**Material supplied**
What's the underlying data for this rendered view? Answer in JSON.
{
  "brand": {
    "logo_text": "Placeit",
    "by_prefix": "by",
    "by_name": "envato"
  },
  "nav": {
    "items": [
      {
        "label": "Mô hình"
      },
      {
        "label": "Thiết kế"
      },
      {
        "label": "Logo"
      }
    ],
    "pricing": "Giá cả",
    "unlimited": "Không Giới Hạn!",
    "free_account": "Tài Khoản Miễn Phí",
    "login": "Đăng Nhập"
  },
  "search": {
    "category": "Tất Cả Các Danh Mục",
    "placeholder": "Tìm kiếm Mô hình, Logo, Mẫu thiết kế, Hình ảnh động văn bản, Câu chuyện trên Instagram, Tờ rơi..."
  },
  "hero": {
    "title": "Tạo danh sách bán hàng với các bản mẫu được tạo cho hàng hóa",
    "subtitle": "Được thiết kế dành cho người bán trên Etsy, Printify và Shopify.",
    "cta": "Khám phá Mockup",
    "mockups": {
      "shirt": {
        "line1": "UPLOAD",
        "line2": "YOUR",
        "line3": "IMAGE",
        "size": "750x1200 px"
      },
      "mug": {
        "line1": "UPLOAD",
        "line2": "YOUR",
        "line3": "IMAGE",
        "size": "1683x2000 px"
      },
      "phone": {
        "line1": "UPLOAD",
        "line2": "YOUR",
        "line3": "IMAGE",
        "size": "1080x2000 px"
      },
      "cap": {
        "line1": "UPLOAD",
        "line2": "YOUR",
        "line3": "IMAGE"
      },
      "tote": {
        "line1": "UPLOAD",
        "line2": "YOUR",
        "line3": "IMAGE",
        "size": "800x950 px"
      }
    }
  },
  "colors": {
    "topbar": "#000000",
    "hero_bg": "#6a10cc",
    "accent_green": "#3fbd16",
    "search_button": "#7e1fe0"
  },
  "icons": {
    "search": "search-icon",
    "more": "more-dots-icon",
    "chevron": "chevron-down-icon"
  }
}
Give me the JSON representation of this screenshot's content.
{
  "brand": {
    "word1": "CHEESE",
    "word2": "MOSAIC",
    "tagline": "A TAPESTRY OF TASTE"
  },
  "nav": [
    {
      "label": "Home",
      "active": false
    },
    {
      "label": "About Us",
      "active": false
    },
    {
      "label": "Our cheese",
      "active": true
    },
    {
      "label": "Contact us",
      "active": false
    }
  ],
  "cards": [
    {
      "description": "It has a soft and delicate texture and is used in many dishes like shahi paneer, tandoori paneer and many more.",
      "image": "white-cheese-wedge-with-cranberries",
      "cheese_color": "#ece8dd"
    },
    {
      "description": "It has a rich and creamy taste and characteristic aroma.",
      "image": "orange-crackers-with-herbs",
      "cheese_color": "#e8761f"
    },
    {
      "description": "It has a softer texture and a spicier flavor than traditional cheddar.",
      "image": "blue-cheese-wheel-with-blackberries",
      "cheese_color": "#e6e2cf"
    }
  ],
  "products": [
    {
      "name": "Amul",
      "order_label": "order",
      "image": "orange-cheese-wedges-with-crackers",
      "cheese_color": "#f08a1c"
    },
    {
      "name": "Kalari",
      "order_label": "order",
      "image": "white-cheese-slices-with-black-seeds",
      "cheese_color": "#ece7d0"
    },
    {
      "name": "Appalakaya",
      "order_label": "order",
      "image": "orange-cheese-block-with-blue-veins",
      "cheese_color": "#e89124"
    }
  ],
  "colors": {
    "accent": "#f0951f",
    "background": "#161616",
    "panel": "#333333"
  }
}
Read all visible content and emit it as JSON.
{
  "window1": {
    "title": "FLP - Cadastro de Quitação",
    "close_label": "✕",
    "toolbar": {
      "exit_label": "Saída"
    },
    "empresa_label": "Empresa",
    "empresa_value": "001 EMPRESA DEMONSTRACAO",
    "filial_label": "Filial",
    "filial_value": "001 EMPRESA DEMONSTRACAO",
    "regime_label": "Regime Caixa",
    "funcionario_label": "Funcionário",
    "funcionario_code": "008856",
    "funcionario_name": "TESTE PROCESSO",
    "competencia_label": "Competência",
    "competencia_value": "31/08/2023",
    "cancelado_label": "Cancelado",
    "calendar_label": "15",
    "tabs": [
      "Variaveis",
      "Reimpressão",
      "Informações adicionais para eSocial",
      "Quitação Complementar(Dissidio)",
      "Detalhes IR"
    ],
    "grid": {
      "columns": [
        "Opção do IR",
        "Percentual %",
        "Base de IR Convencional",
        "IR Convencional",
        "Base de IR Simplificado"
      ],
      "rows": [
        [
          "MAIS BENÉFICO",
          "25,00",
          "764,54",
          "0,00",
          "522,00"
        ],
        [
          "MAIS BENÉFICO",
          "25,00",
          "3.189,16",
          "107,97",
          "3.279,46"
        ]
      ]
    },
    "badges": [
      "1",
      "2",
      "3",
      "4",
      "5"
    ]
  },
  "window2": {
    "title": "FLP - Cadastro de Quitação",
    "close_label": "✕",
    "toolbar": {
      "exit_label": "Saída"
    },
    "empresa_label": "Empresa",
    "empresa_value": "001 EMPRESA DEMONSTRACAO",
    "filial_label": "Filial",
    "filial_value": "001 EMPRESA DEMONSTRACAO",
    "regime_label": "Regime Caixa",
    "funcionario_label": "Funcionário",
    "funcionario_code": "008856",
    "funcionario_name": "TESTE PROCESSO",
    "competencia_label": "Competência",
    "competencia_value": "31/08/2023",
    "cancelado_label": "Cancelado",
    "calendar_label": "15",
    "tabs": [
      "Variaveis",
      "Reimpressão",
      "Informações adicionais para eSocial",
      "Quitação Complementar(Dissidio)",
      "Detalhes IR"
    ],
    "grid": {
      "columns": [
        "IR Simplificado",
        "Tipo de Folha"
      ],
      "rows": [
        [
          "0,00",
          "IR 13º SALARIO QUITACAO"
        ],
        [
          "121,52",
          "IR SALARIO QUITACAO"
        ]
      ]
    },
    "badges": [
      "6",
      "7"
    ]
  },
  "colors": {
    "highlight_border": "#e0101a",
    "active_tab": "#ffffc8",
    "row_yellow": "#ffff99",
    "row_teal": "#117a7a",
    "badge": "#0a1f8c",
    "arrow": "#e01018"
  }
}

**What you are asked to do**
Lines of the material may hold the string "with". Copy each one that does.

**Written solution**
      "image": "white-cheese-wedge-with-cranberries",
      "image": "orange-crackers-with-herbs",
      "image": "blue-cheese-wheel-with-blackberries",
      "image": "orange-cheese-wedges-with-crackers",
      "image": "white-cheese-slices-with-black-seeds",
      "image": "orange-cheese-block-with-blue-veins",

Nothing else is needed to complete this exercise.